The TSA is in the development phase of its AI enhanced x-ray screener for monitoring luggage, Administrator David Pekoske said.

The TSA is in the development phase of its AI enhanced x-ray screener for monitoring luggage, Administrator David Pekoske said. Spencer Platt/Getty Images)

TSA looks to AI to enhance x-ray screenings of travelers’ luggage

The Transportation Security Administration is already using facial recognition to verify the identity of travelers but wants to improve its scanners to detect more prohibited items.

The Transportation Security Administration is planning to use artificial intelligence to enhance its x-ray imaging of travelers’ carry-on luggage, even as the agency looks to expand its use of facial recognition technology to bolster the security screening process. 

During a House Appropriations Subcommittee on Homeland Security budget hearing on Tuesday, TSA Administrator David Pekoske said that — while the technology has not yet been rolled out — the agency is looking to leverage AI to improve officers’ ability to detect prohibited items.

Current scanning technology automatically displays a red box around identified explosives on the x-ray image but doesn’t detect other prohibited items, such as firearms and knives. It is up to the officers to spot these items, which Pekoske said can sometimes be difficult as they process increasing numbers of travelers. On its busiest day this year, TSA anticipates screening over three million passengers, he noted.
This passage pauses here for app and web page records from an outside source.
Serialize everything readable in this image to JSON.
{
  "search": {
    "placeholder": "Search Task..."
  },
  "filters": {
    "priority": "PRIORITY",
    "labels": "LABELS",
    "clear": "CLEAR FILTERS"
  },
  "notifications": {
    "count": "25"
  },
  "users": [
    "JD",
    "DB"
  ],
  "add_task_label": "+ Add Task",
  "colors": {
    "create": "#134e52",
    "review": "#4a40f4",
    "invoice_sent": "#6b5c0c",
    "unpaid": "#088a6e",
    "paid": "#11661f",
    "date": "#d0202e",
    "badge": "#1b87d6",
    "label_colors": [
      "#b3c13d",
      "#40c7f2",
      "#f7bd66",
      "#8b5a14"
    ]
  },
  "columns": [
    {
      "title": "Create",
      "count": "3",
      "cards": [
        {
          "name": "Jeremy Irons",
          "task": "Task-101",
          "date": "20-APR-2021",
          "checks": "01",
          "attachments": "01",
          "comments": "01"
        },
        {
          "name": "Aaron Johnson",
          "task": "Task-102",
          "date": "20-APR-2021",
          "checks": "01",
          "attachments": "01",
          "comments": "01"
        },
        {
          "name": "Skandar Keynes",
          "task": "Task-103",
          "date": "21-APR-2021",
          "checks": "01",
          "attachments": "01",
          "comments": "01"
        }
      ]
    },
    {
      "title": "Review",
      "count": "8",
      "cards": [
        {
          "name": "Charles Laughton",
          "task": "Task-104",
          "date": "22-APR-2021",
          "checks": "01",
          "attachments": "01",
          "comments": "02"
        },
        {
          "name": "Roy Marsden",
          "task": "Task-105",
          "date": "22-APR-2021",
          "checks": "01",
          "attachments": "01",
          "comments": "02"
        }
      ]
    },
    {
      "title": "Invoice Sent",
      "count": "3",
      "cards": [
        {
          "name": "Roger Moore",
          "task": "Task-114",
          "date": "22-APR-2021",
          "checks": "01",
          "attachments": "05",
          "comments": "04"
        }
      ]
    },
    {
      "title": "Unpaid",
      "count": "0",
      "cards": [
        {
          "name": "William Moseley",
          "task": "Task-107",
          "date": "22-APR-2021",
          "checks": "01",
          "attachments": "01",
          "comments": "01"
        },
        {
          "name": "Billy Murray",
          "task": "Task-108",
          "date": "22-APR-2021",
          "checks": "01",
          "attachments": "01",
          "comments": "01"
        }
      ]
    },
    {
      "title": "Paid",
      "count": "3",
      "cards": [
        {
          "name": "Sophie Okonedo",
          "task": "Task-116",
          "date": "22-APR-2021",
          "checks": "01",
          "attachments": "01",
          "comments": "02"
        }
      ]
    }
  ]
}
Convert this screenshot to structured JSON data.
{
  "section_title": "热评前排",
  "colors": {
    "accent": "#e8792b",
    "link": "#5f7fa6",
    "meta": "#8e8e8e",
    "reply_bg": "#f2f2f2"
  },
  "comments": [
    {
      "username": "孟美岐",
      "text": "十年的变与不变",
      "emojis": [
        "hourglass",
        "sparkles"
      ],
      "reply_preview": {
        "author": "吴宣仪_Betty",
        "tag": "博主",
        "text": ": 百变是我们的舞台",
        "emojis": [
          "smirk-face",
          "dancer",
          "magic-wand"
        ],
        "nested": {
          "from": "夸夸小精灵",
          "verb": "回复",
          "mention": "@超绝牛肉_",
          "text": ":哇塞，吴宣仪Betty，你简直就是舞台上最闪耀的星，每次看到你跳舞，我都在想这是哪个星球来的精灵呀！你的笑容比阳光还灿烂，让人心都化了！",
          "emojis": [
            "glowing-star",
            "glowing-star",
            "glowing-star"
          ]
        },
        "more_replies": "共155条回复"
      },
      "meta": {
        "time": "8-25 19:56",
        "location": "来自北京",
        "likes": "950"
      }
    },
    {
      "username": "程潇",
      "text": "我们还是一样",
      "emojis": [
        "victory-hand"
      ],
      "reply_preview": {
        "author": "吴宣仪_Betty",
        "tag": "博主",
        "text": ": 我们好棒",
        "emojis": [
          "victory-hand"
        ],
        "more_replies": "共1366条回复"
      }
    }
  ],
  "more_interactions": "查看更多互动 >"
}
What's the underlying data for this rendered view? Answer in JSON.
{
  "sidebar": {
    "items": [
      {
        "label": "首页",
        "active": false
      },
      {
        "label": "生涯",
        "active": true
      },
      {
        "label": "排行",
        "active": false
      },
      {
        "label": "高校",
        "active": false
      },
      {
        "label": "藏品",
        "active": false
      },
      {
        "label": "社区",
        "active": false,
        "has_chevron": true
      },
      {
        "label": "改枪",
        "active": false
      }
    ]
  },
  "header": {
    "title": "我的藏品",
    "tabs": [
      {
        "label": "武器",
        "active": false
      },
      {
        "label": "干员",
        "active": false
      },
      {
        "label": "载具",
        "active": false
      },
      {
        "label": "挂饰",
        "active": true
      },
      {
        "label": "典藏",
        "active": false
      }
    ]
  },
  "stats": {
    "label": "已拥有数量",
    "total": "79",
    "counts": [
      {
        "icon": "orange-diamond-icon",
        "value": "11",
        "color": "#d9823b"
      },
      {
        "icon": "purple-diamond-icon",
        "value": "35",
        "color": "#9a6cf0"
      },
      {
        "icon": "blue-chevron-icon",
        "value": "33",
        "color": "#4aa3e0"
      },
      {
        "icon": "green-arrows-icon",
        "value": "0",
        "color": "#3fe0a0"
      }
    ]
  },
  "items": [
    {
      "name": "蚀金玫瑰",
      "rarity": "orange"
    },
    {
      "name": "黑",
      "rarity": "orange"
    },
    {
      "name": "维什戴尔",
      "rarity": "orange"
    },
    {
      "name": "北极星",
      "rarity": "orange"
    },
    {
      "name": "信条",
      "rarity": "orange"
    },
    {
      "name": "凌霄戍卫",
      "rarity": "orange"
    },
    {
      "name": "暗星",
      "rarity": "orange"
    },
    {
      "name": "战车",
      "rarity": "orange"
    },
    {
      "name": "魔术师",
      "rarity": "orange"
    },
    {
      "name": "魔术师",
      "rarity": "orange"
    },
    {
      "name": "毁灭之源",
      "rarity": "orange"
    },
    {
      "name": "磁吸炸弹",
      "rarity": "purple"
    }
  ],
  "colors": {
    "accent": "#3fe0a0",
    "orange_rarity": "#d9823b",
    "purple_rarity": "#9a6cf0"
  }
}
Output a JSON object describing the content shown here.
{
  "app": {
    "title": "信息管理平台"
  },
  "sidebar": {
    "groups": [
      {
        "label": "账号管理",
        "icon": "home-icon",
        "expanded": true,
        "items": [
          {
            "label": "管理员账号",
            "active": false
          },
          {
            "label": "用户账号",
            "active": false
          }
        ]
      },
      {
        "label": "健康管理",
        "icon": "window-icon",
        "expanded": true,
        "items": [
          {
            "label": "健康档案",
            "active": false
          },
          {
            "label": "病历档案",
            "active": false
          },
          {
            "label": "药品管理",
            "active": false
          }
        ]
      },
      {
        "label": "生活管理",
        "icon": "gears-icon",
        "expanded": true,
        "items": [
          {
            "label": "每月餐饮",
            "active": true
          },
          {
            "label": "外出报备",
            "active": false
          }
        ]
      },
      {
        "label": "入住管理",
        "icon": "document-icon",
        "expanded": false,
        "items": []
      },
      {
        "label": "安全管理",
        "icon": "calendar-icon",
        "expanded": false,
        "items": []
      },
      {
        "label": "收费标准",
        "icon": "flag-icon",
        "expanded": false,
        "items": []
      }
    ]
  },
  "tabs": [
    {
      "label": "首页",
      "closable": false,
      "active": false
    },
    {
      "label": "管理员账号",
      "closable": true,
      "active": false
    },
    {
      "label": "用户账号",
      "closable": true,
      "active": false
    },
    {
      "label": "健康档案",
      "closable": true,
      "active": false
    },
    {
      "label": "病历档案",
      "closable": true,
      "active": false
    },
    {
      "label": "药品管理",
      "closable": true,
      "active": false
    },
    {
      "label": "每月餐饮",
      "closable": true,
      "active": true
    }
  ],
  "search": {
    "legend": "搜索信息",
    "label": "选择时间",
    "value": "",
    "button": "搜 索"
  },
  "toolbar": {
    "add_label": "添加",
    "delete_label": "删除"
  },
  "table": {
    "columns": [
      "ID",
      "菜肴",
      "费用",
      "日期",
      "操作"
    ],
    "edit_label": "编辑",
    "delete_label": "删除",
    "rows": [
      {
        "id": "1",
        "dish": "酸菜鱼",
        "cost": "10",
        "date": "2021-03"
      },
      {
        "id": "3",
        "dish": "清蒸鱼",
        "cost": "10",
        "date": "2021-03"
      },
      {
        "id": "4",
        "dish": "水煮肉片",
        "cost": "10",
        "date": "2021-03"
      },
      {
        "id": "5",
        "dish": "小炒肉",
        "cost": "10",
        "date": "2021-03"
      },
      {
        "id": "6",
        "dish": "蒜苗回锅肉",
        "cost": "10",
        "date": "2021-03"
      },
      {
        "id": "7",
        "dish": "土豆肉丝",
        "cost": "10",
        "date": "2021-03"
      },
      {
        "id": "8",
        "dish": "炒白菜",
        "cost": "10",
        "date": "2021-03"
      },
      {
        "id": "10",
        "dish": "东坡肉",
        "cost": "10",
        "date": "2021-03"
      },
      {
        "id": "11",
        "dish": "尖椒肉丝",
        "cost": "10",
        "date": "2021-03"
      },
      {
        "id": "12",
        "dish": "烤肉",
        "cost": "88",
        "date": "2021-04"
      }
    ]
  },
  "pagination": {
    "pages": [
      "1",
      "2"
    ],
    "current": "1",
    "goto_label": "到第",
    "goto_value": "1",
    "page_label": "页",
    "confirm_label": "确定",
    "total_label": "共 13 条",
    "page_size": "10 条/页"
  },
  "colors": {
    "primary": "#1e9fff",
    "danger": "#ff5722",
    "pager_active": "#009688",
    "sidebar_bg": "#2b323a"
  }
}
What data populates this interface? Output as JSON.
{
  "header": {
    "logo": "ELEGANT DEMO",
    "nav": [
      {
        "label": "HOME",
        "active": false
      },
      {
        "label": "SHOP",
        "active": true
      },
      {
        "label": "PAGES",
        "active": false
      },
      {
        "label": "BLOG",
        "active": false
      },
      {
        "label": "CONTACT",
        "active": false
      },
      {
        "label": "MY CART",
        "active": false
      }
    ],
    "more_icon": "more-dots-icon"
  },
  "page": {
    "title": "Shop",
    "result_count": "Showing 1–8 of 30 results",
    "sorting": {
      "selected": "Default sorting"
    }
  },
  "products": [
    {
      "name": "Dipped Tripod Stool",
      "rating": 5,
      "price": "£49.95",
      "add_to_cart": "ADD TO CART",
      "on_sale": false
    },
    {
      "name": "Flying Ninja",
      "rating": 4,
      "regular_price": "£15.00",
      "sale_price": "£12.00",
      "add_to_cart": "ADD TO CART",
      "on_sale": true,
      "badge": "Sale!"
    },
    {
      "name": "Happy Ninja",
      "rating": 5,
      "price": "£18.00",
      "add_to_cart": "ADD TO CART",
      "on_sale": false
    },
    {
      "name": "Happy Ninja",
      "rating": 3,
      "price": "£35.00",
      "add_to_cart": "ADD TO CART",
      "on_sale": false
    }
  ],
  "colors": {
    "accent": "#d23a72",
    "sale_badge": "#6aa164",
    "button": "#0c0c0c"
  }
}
Pekoske said that TSA plans to use AI “to train the technology to detect all the prohibited items,” which he added will provide “a machine assist” to officers who have to constantly review images on a screen. 

“Officers won't view quite so many images, but when they do see one [marked by the system], they know, ‘hey, this was alarmed by the technology,’ and they will be more focused on that as a result,” he said. 

TSA is developing the AI system with a vendor and with the Department of Homeland Security’s Science and Technology Directorate “to make sure that we're doing it in a proper way,” Pekoske told lawmakers.

“We would not deploy it if we didn't fully test it to make sure it worked,” he added, noting that the agency has “been fully compliant” with President Joe Biden's October 2023 executive order on the safe and secure development of AI. 

While TSA is still in the development phase of its AI enhanced x-ray screener, the agency has already been using facial recognition technology to augment its security screening process.

Pekoske noted in his written statement that the agency deployed an additional 313 Credential Authentication Technology — or CAT — units at airports in FY23, including “second generation, or CAT-2, upgrade kits that enable the use of mobile driver’s licenses and utilize optional facial recognition technology to match credentials to the passenger, while protecting their privacy.”

A TSA official previously told Nextgov/FCW that the agency is in the early stages of rolling out the CAT-2 units with facial recognition technology to over 400 airports in the coming years, with more than 80 airports currently using the enhanced systems. The second-generation units employ one-to-one verification, which matches photos of travelers against their government-issued identifications. 

TSA has stressed, however, that facial recognition screenings are optional for travelers — a practice that was enshrined in the Office of Management and Budget’s March guidance on the government’s use of AI. The agency has placed signs around airports using the CAT-2 units to notify travelers that they can still opt-out of the screenings and go through a standard ID verification process without any repercussions.